(Items listed in a dataset)

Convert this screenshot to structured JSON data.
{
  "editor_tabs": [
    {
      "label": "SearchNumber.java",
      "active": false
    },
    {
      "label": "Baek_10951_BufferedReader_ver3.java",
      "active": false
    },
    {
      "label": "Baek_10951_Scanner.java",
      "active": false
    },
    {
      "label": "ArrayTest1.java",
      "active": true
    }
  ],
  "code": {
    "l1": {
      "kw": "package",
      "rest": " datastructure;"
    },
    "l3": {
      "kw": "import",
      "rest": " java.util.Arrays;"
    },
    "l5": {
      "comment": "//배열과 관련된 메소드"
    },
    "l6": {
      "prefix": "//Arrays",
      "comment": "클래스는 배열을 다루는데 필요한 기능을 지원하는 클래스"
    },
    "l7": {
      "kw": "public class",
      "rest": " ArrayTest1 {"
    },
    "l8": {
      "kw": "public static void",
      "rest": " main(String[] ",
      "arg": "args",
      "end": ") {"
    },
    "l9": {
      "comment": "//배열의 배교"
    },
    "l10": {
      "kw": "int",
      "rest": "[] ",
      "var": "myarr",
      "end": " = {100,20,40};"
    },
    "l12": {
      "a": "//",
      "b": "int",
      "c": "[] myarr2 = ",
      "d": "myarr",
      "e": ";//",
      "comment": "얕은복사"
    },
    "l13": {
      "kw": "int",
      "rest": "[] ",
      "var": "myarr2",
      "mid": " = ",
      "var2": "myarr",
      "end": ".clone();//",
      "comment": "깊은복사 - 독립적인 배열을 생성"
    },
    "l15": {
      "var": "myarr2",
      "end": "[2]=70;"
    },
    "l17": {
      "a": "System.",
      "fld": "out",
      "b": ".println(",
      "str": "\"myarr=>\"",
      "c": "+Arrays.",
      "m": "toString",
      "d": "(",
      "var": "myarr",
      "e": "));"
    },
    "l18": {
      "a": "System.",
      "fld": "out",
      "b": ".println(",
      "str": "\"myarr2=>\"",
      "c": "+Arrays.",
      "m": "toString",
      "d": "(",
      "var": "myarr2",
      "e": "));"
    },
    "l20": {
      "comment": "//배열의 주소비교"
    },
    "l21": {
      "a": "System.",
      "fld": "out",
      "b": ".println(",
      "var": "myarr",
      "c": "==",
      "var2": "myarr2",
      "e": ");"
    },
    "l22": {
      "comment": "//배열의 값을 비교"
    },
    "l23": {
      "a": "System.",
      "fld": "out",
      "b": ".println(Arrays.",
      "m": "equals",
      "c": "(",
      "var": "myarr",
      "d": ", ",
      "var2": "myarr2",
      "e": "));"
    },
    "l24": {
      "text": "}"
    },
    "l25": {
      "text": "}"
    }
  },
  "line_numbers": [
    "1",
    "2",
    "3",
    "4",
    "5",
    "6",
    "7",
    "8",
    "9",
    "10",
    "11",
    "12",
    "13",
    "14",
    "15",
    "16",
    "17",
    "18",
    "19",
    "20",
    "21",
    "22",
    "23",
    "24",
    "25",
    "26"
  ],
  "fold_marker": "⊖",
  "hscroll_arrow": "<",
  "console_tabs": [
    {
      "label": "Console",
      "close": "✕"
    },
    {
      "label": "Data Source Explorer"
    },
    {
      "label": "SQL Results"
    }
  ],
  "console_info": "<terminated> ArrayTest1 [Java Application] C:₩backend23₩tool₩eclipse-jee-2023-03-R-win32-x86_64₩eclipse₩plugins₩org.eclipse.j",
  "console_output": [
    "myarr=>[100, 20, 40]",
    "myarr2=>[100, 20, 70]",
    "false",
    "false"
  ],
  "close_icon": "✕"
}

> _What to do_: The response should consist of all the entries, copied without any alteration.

> _Task result_:
Convert this screenshot to structured JSON data.
{
  "editor_tabs": [
    {
      "label": "SearchNumber.java",
      "active": false
    },
    {
      "label": "Baek_10951_BufferedReader_ver3.java",
      "active": false
    },
    {
      "label": "Baek_10951_Scanner.java",
      "active": false
    },
    {
      "label": "ArrayTest1.java",
      "active": true
    }
  ],
  "code": {
    "l1": {
      "kw": "package",
      "rest": " datastructure;"
    },
    "l3": {
      "kw": "import",
      "rest": " java.util.Arrays;"
    },
    "l5": {
      "comment": "//배열과 관련된 메소드"
    },
    "l6": {
      "prefix": "//Arrays",
      "comment": "클래스는 배열을 다루는데 필요한 기능을 지원하는 클래스"
    },
    "l7": {
      "kw": "public class",
      "rest": " ArrayTest1 {"
    },
    "l8": {
      "kw": "public static void",
      "rest": " main(String[] ",
      "arg": "args",
      "end": ") {"
    },
    "l9": {
      "comment": "//배열의 배교"
    },
    "l10": {
      "kw": "int",
      "rest": "[] ",
      "var": "myarr",
      "end": " = {100,20,40};"
    },
    "l12": {
      "a": "//",
      "b": "int",
      "c": "[] myarr2 = ",
      "d": "myarr",
      "e": ";//",
      "comment": "얕은복사"
    },
    "l13": {
      "kw": "int",
      "rest": "[] ",
      "var": "myarr2",
      "mid": " = ",
      "var2": "myarr",
      "end": ".clone();//",
      "comment": "깊은복사 - 독립적인 배열을 생성"
    },
    "l15": {
      "var": "myarr2",
      "end": "[2]=70;"
    },
    "l17": {
      "a": "System.",
      "fld": "out",
      "b": ".println(",
      "str": "\"myarr=>\"",
      "c": "+Arrays.",
      "m": "toString",
      "d": "(",
      "var": "myarr",
      "e": "));"
    },
    "l18": {
      "a": "System.",
      "fld": "out",
      "b": ".println(",
      "str": "\"myarr2=>\"",
      "c": "+Arrays.",
      "m": "toString",
      "d": "(",
      "var": "myarr2",
      "e": "));"
    },
    "l20": {
      "comment": "//배열의 주소비교"
    },
    "l21": {
      "a": "System.",
      "fld": "out",
      "b": ".println(",
      "var": "myarr",
      "c": "==",
      "var2": "myarr2",
      "e": ");"
    },
    "l22": {
      "comment": "//배열의 값을 비교"
    },
    "l23": {
      "a": "System.",
      "fld": "out",
      "b": ".println(Arrays.",
      "m": "equals",
      "c": "(",
      "var": "myarr",
      "d": ", ",
      "var2": "myarr2",
      "e": "));"
    },
    "l24": {
      "text": "}"
    },
    "l25": {
      "text": "}"
    }
  },
  "line_numbers": [
    "1",
    "2",
    "3",
    "4",
    "5",
    "6",
    "7",
    "8",
    "9",
    "10",
    "11",
    "12",
    "13",
    "14",
    "15",
    "16",
    "17",
    "18",
    "19",
    "20",
    "21",
    "22",
    "23",
    "24",
    "25",
    "26"
  ],
  "fold_marker": "⊖",
  "hscroll_arrow": "<",
  "console_tabs": [
    {
      "label": "Console",
      "close": "✕"
    },
    {
      "label": "Data Source Explorer"
    },
    {
      "label": "SQL Results"
    }
  ],
  "console_info": "<terminated> ArrayTest1 [Java Application] C:₩backend23₩tool₩eclipse-jee-2023-03-R-win32-x86_64₩eclipse₩plugins₩org.eclipse.j",
  "console_output": [
    "myarr=>[100, 20, 40]",
    "myarr2=>[100, 20, 70]",
    "false",
    "false"
  ],
  "close_icon": "✕"
}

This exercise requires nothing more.